* What is expected *
Repeat back the entries that follow, keeping every word as it is.

Data about app and page elements:

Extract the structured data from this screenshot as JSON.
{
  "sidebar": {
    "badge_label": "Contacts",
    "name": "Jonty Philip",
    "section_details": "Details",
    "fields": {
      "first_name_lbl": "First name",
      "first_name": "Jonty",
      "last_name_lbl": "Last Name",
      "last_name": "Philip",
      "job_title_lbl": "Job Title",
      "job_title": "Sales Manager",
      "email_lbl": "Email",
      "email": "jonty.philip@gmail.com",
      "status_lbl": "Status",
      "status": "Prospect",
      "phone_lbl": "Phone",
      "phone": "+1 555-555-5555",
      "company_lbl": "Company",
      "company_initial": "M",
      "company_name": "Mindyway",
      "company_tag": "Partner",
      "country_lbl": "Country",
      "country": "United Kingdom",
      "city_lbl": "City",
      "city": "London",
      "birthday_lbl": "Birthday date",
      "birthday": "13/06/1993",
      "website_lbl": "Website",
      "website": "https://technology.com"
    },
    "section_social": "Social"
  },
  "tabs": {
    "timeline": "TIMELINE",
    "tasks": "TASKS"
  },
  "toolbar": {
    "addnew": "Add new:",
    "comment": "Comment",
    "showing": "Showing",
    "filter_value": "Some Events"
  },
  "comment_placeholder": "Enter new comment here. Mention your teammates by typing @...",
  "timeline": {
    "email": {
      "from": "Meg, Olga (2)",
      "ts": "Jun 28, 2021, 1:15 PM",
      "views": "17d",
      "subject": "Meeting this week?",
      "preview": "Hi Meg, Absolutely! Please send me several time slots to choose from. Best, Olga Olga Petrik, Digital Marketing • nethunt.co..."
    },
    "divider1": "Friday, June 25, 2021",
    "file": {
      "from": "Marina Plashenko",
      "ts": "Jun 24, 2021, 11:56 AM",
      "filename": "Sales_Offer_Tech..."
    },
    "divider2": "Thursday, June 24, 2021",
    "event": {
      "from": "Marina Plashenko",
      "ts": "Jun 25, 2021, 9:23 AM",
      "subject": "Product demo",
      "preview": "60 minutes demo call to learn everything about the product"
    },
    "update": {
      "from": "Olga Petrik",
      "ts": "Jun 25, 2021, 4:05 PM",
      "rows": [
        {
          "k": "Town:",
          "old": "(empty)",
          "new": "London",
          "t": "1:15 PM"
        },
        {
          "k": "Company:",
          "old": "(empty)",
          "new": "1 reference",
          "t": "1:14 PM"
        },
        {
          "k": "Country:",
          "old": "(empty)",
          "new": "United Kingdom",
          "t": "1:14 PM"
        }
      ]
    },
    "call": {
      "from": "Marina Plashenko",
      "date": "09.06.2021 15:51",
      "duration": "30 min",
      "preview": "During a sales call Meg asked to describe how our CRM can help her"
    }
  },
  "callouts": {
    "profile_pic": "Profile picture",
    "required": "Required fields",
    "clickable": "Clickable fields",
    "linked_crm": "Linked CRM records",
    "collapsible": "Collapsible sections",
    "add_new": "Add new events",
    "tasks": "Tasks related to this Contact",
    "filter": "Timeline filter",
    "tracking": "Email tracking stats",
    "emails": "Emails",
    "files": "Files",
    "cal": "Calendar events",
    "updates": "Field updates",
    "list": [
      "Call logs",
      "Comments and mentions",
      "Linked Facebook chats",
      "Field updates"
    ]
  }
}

* Response for this exercise *
Extract the structured data from this screenshot as JSON.
{
  "sidebar": {
    "badge_label": "Contacts",
    "name": "Jonty Philip",
    "section_details": "Details",
    "fields": {
      "first_name_lbl": "First name",
      "first_name": "Jonty",
      "last_name_lbl": "Last Name",
      "last_name": "Philip",
      "job_title_lbl": "Job Title",
      "job_title": "Sales Manager",
      "email_lbl": "Email",
      "email": "jonty.philip@gmail.com",
      "status_lbl": "Status",
      "status": "Prospect",
      "phone_lbl": "Phone",
      "phone": "+1 555-555-5555",
      "company_lbl": "Company",
      "company_initial": "M",
      "company_name": "Mindyway",
      "company_tag": "Partner",
      "country_lbl": "Country",
      "country": "United Kingdom",
      "city_lbl": "City",
      "city": "London",
      "birthday_lbl": "Birthday date",
      "birthday": "13/06/1993",
      "website_lbl": "Website",
      "website": "https://technology.com"
    },
    "section_social": "Social"
  },
  "tabs": {
    "timeline": "TIMELINE",
    "tasks": "TASKS"
  },
  "toolbar": {
    "addnew": "Add new:",
    "comment": "Comment",
    "showing": "Showing",
    "filter_value": "Some Events"
  },
  "comment_placeholder": "Enter new comment here. Mention your teammates by typing @...",
  "timeline": {
    "email": {
      "from": "Meg, Olga (2)",
      "ts": "Jun 28, 2021, 1:15 PM",
      "views": "17d",
      "subject": "Meeting this week?",
      "preview": "Hi Meg, Absolutely! Please send me several time slots to choose from. Best, Olga Olga Petrik, Digital Marketing • nethunt.co..."
    },
    "divider1": "Friday, June 25, 2021",
    "file": {
      "from": "Marina Plashenko",
      "ts": "Jun 24, 2021, 11:56 AM",
      "filename": "Sales_Offer_Tech..."
    },
    "divider2": "Thursday, June 24, 2021",
    "event": {
      "from": "Marina Plashenko",
      "ts": "Jun 25, 2021, 9:23 AM",
      "subject": "Product demo",
      "preview": "60 minutes demo call to learn everything about the product"
    },
    "update": {
      "from": "Olga Petrik",
      "ts": "Jun 25, 2021, 4:05 PM",
      "rows": [
        {
          "k": "Town:",
          "old": "(empty)",
          "new": "London",
          "t": "1:15 PM"
        },
        {
          "k": "Company:",
          "old": "(empty)",
          "new": "1 reference",
          "t": "1:14 PM"
        },
        {
          "k": "Country:",
          "old": "(empty)",
          "new": "United Kingdom",
          "t": "1:14 PM"
        }
      ]
    },
    "call": {
      "from": "Marina Plashenko",
      "date": "09.06.2021 15:51",
      "duration": "30 min",
      "preview": "During a sales call Meg asked to describe how our CRM can help her"
    }
  },
  "callouts": {
    "profile_pic": "Profile picture",
    "required": "Required fields",
    "clickable": "Clickable fields",
    "linked_crm": "Linked CRM records",
    "collapsible": "Collapsible sections",
    "add_new": "Add new events",
    "tasks": "Tasks related to this Contact",
    "filter": "Timeline filter",
    "tracking": "Email tracking stats",
    "emails": "Emails",
    "files": "Files",
    "cal": "Calendar events",
    "updates": "Field updates",
    "list": [
      "Call logs",
      "Comments and mentions",
      "Linked Facebook chats",
      "Field updates"
    ]
  }
}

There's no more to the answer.